The visual changes made to this improved model are extremely subtle. The Singleframe radiator grille has a wider, flatter line. Thick bars divide up the large air inlets, and flat slits in the hood are reminiscent of the Audi Ur-quattro brand icon. The smarter front splitter is now wider, underscoring the focused look. The air vent grille runs across the full width; the diffuser has been drawn upward, making the R8 seem even wider. In the engine compartment the air filter is situated under a new, three-part cover, which is available in a choice of plastic or carbon fibre. Otherwise, its as you were before. The customisab;e sideblades continue to be a talking point. 19-inch alloy wheels are fitted as standard to both models, but there's also an option of a 20-inch rim if you want it. If you like the idea of open-top motoring, there's also a Spyder version.
Inside the car, there's the usual Nappa leather sports seats while the V10 performance model gets deeper bucket seats. A flat-bottomed steering wheel houses two 'satellites' incorporating the control buttons for the Audi drive select system and engine start-stop function. Go for the V10 performance and there are two more satellites. One houses a button controlling the exhaust system's sound-altering adjustable flaps. The other deals with the activation switch for the 'performance mode' which is standard for this version (and optional for the standard V10), along with a rotary wheel enabling selection of this mode's individual 'dry', 'wet' and 'snow' programs.
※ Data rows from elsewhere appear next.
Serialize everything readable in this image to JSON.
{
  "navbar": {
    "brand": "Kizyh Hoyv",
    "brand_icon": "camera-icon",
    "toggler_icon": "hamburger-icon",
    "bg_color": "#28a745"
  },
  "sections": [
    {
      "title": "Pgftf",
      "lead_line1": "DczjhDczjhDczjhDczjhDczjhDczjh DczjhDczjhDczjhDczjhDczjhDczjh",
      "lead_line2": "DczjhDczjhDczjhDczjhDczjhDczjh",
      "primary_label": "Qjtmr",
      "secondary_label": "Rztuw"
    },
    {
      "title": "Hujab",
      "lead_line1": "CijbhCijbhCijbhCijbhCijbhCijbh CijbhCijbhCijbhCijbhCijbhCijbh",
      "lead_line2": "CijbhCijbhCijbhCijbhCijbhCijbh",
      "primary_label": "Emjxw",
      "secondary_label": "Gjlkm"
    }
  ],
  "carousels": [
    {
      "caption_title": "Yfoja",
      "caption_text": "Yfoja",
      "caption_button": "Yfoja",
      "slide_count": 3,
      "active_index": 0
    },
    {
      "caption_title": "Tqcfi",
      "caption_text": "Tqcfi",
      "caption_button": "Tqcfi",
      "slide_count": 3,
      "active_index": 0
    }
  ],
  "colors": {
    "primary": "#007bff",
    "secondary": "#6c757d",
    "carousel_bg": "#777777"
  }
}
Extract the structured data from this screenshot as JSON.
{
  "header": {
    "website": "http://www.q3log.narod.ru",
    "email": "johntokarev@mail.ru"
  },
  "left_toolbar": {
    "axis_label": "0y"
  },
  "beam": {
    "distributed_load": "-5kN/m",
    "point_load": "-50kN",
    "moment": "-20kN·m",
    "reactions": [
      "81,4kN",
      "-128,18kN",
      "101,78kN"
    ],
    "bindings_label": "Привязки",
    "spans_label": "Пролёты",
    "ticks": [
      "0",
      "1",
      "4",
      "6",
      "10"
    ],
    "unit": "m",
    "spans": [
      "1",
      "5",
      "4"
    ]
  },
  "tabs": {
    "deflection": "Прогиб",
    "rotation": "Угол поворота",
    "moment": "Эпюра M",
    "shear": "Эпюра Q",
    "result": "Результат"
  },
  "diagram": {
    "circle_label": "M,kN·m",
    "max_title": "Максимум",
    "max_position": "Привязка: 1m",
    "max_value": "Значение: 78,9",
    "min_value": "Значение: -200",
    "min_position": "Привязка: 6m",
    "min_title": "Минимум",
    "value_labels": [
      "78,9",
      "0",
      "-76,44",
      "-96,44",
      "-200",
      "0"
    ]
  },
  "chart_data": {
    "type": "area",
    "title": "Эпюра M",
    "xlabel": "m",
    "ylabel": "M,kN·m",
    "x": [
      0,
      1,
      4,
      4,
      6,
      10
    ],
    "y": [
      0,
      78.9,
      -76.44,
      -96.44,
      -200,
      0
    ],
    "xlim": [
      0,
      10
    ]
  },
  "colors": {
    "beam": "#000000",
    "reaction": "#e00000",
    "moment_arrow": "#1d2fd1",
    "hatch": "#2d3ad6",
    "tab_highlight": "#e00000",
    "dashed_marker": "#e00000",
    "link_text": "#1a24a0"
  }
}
The 'Audi virtual cockpit' digital instrument binnacle continues here. It sits in the conventional speedo and tach binnacle, this 12.3-inch display allowing the driver to toggle between different display modes as well as a custom 'individual' mode. In 'performance mode', the driver is presented with information on the driving programs, acceleration, deceleration and lateral forces, as well as power and torque. There's even a shift light which illuminates when the rev limit has been reached.